## WHAT YOU SHOULD DO
Return a copy of every line in the records that includes the word "time".

## GIVEN DATA
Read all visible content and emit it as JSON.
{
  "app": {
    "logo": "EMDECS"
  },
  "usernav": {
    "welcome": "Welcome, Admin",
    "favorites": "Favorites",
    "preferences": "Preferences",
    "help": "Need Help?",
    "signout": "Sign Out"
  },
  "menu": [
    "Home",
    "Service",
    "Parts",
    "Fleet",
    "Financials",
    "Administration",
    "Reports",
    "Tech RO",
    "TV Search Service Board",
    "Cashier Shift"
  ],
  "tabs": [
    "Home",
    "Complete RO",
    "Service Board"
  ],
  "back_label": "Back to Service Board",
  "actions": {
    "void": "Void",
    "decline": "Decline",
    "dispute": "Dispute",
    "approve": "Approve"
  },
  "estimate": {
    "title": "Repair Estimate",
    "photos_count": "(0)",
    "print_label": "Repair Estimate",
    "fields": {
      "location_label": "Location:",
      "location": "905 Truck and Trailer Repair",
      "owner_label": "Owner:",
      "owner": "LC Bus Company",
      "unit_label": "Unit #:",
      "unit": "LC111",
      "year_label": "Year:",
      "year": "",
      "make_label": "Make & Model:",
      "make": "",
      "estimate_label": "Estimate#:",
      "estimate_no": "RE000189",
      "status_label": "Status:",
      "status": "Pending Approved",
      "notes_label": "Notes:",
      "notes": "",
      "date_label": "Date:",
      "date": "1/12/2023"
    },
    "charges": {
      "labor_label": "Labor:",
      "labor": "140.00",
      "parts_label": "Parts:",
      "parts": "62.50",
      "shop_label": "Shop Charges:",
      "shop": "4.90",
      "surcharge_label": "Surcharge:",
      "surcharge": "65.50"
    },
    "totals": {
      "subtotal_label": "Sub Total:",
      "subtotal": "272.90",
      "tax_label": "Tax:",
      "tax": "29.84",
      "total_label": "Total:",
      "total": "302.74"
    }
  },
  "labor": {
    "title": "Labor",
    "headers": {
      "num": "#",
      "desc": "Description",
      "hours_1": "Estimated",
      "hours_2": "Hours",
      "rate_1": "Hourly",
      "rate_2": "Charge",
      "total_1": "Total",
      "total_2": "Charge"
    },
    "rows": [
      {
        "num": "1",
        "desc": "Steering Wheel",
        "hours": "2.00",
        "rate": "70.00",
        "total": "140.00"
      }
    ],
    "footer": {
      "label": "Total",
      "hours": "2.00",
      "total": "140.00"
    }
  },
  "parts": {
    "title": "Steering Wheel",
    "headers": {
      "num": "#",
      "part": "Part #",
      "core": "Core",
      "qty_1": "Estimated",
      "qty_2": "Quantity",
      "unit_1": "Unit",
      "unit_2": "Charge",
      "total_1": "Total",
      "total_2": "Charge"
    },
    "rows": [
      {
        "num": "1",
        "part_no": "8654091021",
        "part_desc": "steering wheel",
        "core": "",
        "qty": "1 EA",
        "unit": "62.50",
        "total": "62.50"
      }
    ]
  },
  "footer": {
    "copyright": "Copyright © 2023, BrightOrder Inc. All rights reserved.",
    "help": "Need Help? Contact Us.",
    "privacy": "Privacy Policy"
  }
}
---
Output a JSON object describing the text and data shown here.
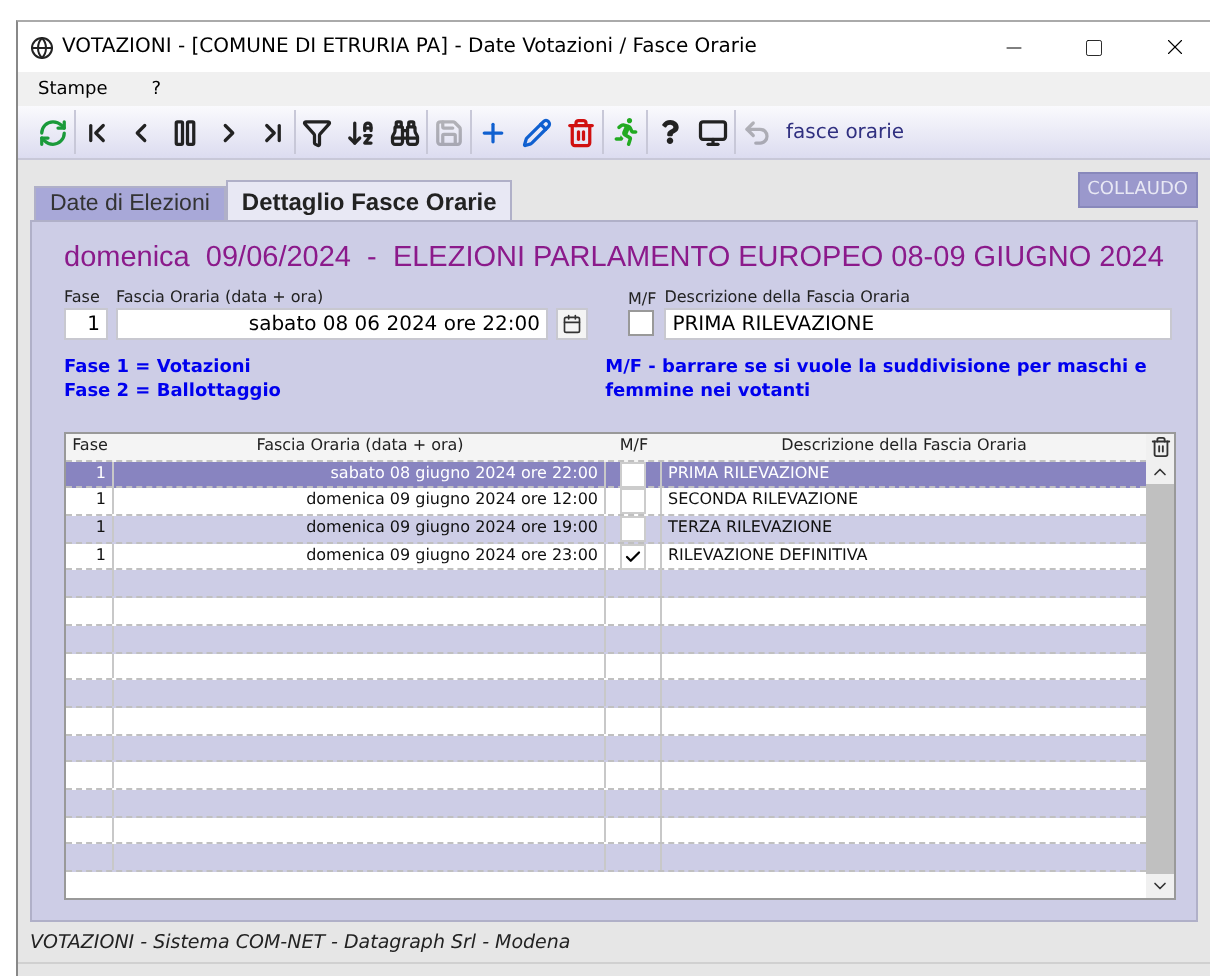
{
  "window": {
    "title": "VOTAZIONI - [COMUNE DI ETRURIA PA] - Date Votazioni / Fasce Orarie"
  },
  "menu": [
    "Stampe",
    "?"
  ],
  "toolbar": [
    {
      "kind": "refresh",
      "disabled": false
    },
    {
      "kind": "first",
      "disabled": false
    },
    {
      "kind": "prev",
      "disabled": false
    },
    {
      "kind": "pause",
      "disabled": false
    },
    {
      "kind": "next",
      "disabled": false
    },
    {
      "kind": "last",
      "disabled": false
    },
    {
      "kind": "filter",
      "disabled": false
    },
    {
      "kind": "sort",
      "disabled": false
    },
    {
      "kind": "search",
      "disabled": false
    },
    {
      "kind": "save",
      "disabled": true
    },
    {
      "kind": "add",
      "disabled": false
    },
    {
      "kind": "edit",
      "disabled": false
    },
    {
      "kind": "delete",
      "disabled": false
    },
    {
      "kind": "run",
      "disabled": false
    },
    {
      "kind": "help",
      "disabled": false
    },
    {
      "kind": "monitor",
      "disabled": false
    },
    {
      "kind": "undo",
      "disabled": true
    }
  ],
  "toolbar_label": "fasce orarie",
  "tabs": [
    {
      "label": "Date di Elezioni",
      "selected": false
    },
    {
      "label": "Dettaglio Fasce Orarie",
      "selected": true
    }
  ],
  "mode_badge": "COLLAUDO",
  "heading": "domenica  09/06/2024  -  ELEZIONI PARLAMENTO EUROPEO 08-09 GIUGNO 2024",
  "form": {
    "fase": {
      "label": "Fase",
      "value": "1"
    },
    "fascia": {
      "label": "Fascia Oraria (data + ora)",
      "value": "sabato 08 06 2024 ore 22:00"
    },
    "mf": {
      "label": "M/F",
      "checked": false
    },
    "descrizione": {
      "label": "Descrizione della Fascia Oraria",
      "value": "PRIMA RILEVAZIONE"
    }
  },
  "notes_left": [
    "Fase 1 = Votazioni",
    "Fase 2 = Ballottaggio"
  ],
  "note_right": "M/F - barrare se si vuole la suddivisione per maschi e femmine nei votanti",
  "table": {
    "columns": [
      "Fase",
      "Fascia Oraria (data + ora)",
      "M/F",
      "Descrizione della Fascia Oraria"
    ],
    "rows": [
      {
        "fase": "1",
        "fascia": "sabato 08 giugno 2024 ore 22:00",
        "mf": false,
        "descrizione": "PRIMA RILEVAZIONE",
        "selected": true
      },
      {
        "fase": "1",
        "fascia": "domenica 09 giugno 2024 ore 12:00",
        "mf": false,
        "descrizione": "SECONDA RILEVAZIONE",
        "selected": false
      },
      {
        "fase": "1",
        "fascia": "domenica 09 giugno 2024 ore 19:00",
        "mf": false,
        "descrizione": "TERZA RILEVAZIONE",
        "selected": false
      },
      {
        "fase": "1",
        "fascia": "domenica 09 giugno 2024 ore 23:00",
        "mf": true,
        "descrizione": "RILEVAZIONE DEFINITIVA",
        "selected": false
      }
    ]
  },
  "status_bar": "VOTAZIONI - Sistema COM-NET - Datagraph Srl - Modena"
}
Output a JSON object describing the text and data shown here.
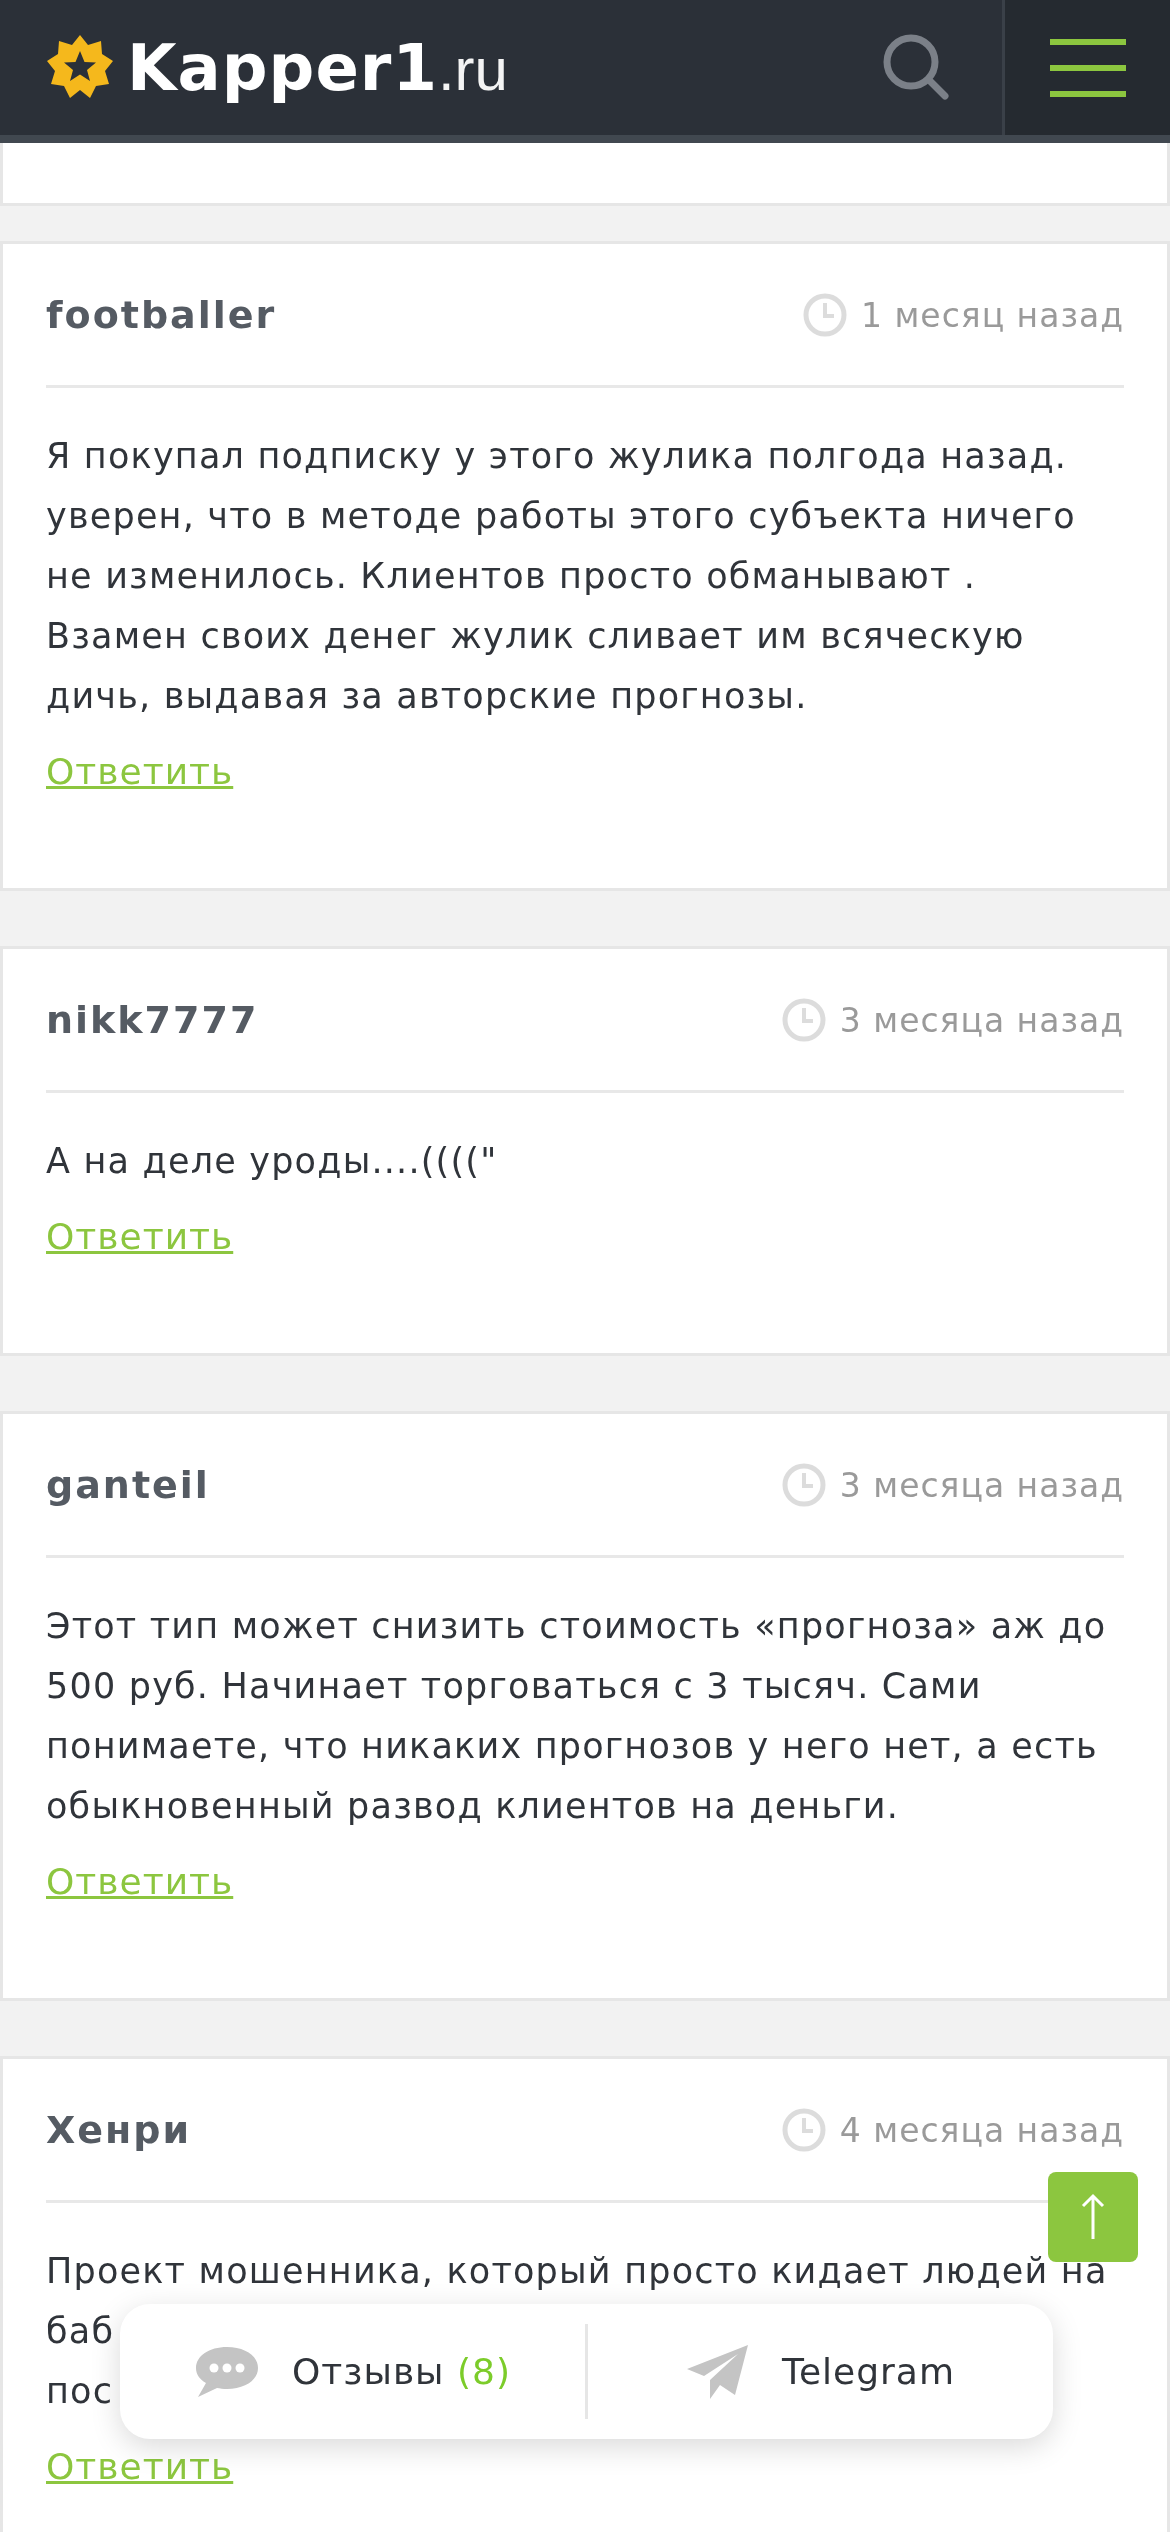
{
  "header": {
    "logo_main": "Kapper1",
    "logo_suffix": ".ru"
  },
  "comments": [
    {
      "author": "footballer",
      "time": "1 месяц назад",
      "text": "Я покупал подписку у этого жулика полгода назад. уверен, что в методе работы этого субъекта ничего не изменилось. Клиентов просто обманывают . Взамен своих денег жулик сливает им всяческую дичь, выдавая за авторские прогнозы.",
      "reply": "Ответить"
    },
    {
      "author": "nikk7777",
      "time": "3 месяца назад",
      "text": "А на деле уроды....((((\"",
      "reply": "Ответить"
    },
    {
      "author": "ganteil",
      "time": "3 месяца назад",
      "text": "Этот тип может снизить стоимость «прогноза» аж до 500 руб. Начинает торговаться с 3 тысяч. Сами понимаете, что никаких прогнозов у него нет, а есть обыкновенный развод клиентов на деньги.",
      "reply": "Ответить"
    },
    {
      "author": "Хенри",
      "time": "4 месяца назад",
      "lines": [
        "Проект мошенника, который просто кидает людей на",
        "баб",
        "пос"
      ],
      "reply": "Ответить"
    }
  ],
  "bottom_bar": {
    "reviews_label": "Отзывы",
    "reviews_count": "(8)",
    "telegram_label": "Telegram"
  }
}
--
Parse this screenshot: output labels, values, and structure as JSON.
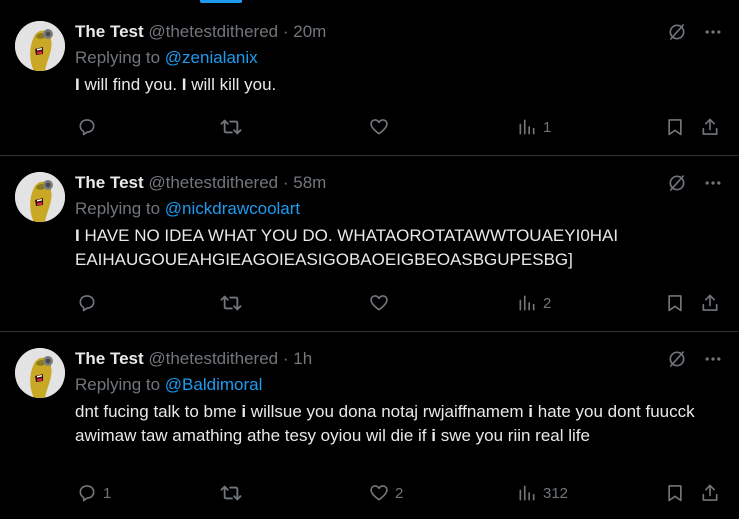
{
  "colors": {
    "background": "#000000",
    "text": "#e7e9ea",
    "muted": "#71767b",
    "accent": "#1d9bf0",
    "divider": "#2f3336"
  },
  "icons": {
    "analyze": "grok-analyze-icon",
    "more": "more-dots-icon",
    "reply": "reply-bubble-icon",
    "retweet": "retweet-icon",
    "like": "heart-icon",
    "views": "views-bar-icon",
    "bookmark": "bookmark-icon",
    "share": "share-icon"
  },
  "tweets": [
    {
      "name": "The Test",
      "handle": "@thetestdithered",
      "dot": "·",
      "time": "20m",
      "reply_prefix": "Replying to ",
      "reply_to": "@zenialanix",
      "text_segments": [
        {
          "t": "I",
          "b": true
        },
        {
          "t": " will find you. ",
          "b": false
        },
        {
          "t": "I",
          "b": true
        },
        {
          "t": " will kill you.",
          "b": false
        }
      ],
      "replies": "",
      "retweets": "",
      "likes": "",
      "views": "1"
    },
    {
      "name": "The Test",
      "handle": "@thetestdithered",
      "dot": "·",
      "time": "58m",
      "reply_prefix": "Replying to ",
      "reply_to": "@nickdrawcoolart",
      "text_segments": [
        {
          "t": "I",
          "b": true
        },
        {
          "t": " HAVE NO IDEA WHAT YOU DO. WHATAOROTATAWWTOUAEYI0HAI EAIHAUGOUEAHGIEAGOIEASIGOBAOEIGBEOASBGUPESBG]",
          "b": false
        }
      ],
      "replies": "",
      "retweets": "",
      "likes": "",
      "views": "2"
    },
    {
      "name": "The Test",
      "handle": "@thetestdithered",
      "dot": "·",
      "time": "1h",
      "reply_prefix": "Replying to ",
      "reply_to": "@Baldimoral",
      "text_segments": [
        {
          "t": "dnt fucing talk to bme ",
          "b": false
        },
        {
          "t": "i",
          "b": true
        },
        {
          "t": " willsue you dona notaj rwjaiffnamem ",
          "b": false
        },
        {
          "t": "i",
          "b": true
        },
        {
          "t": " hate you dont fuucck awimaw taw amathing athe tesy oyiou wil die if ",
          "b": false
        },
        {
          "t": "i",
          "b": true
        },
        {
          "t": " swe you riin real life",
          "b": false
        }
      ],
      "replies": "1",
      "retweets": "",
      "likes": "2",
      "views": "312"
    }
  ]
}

## RESULT FOR THIS EXERCISE
      "time": "1 месяц назад",
      "time": "3 месяца назад",
      "time": "3 месяца назад",
      "time": "4 месяца назад",
      "time": "20m",
      "time": "58m",
      "time": "1h",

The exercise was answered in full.